Data: Begin

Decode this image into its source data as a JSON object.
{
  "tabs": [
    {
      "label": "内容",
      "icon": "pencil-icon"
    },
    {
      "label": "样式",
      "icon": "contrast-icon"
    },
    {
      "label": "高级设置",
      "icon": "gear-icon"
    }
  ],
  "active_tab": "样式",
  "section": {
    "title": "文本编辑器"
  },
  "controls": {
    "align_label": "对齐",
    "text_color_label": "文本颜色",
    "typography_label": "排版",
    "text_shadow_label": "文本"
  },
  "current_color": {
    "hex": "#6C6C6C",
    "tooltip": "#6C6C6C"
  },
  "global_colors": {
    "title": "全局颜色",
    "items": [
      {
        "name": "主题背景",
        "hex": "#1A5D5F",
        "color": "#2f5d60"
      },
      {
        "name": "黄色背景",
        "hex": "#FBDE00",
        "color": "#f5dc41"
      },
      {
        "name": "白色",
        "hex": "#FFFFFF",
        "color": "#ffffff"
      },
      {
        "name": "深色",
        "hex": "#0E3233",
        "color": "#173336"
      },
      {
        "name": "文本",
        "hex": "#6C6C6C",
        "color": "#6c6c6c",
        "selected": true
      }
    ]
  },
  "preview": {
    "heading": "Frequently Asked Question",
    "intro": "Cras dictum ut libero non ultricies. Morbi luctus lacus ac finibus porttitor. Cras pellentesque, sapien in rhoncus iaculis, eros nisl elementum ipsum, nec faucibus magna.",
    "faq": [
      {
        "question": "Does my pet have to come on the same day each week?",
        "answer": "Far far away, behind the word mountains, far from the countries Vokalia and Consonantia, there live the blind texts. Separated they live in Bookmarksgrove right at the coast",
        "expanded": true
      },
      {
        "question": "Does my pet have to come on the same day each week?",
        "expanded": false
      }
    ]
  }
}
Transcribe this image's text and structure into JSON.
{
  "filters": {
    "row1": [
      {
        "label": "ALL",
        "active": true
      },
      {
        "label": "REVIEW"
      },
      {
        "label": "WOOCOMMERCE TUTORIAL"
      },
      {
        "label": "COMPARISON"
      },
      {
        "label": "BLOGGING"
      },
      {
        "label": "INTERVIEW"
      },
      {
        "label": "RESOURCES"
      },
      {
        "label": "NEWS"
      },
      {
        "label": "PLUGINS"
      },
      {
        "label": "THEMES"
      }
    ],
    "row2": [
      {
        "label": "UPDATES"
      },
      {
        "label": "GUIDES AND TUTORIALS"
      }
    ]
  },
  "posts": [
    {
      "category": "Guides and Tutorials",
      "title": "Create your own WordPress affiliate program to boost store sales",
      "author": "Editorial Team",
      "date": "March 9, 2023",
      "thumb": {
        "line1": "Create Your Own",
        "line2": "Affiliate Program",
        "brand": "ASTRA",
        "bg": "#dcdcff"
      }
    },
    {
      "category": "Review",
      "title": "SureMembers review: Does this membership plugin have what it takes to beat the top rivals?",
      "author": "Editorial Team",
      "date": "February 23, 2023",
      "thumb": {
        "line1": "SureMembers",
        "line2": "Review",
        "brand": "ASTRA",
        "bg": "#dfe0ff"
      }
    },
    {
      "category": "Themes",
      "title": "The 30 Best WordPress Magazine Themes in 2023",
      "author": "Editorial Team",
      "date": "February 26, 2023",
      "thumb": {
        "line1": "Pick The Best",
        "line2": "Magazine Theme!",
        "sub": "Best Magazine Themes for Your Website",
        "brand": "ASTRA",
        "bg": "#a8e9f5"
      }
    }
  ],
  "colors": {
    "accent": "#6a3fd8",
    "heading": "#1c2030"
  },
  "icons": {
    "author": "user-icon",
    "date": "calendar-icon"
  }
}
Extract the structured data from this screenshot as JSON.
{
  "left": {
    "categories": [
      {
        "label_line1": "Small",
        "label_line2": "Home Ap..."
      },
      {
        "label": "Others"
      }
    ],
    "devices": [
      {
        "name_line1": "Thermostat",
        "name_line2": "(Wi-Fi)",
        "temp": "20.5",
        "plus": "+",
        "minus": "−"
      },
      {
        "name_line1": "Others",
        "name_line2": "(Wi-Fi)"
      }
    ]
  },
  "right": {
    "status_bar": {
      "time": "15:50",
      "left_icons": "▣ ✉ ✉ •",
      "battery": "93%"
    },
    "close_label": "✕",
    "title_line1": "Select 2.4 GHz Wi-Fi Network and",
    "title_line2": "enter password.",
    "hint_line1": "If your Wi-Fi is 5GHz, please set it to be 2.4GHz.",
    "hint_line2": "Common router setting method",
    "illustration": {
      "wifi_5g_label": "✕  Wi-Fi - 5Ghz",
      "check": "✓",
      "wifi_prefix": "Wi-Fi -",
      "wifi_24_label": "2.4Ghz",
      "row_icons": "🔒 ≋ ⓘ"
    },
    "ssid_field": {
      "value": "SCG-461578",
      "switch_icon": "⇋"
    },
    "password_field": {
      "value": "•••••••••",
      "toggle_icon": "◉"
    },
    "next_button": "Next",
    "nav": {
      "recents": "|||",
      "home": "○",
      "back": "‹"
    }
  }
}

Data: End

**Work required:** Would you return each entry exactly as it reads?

**Response:**
Decode this image into its source data as a JSON object.
{
  "tabs": [
    {
      "label": "内容",
      "icon": "pencil-icon"
    },
    {
      "label": "样式",
      "icon": "contrast-icon"
    },
    {
      "label": "高级设置",
      "icon": "gear-icon"
    }
  ],
  "active_tab": "样式",
  "section": {
    "title": "文本编辑器"
  },
  "controls": {
    "align_label": "对齐",
    "text_color_label": "文本颜色",
    "typography_label": "排版",
    "text_shadow_label": "文本"
  },
  "current_color": {
    "hex": "#6C6C6C",
    "tooltip": "#6C6C6C"
  },
  "global_colors": {
    "title": "全局颜色",
    "items": [
      {
        "name": "主题背景",
        "hex": "#1A5D5F",
        "color": "#2f5d60"
      },
      {
        "name": "黄色背景",
        "hex": "#FBDE00",
        "color": "#f5dc41"
      },
      {
        "name": "白色",
        "hex": "#FFFFFF",
        "color": "#ffffff"
      },
      {
        "name": "深色",
        "hex": "#0E3233",
        "color": "#173336"
      },
      {
        "name": "文本",
        "hex": "#6C6C6C",
        "color": "#6c6c6c",
        "selected": true
      }
    ]
  },
  "preview": {
    "heading": "Frequently Asked Question",
    "intro": "Cras dictum ut libero non ultricies. Morbi luctus lacus ac finibus porttitor. Cras pellentesque, sapien in rhoncus iaculis, eros nisl elementum ipsum, nec faucibus magna.",
    "faq": [
      {
        "question": "Does my pet have to come on the same day each week?",
        "answer": "Far far away, behind the word mountains, far from the countries Vokalia and Consonantia, there live the blind texts. Separated they live in Bookmarksgrove right at the coast",
        "expanded": true
      },
      {
        "question": "Does my pet have to come on the same day each week?",
        "expanded": false
      }
    ]
  }
}
Transcribe this image's text and structure into JSON.
{
  "filters": {
    "row1": [
      {
        "label": "ALL",
        "active": true
      },
      {
        "label": "REVIEW"
      },
      {
        "label": "WOOCOMMERCE TUTORIAL"
      },
      {
        "label": "COMPARISON"
      },
      {
        "label": "BLOGGING"
      },
      {
        "label": "INTERVIEW"
      },
      {
        "label": "RESOURCES"
      },
      {
        "label": "NEWS"
      },
      {
        "label": "PLUGINS"
      },
      {
        "label": "THEMES"
      }
    ],
    "row2": [
      {
        "label": "UPDATES"
      },
      {
        "label": "GUIDES AND TUTORIALS"
      }
    ]
  },
  "posts": [
    {
      "category": "Guides and Tutorials",
      "title": "Create your own WordPress affiliate program to boost store sales",
      "author": "Editorial Team",
      "date": "March 9, 2023",
      "thumb": {
        "line1": "Create Your Own",
        "line2": "Affiliate Program",
        "brand": "ASTRA",
        "bg": "#dcdcff"
      }
    },
    {
      "category": "Review",
      "title": "SureMembers review: Does this membership plugin have what it takes to beat the top rivals?",
      "author": "Editorial Team",
      "date": "February 23, 2023",
      "thumb": {
        "line1": "SureMembers",
        "line2": "Review",
        "brand": "ASTRA",
        "bg": "#dfe0ff"
      }
    },
    {
      "category": "Themes",
      "title": "The 30 Best WordPress Magazine Themes in 2023",
      "author": "Editorial Team",
      "date": "February 26, 2023",
      "thumb": {
        "line1": "Pick The Best",
        "line2": "Magazine Theme!",
        "sub": "Best Magazine Themes for Your Website",
        "brand": "ASTRA",
        "bg": "#a8e9f5"
      }
    }
  ],
  "colors": {
    "accent": "#6a3fd8",
    "heading": "#1c2030"
  },
  "icons": {
    "author": "user-icon",
    "date": "calendar-icon"
  }
}
Extract the structured data from this screenshot as JSON.
{
  "left": {
    "categories": [
      {
        "label_line1": "Small",
        "label_line2": "Home Ap..."
      },
      {
        "label": "Others"
      }
    ],
    "devices": [
      {
        "name_line1": "Thermostat",
        "name_line2": "(Wi-Fi)",
        "temp": "20.5",
        "plus": "+",
        "minus": "−"
      },
      {
        "name_line1": "Others",
        "name_line2": "(Wi-Fi)"
      }
    ]
  },
  "right": {
    "status_bar": {
      "time": "15:50",
      "left_icons": "▣ ✉ ✉ •",
      "battery": "93%"
    },
    "close_label": "✕",
    "title_line1": "Select 2.4 GHz Wi-Fi Network and",
    "title_line2": "enter password.",
    "hint_line1": "If your Wi-Fi is 5GHz, please set it to be 2.4GHz.",
    "hint_line2": "Common router setting method",
    "illustration": {
      "wifi_5g_label": "✕  Wi-Fi - 5Ghz",
      "check": "✓",
      "wifi_prefix": "Wi-Fi -",
      "wifi_24_label": "2.4Ghz",
      "row_icons": "🔒 ≋ ⓘ"
    },
    "ssid_field": {
      "value": "SCG-461578",
      "switch_icon": "⇋"
    },
    "password_field": {
      "value": "•••••••••",
      "toggle_icon": "◉"
    },
    "next_button": "Next",
    "nav": {
      "recents": "|||",
      "home": "○",
      "back": "‹"
    }
  }
}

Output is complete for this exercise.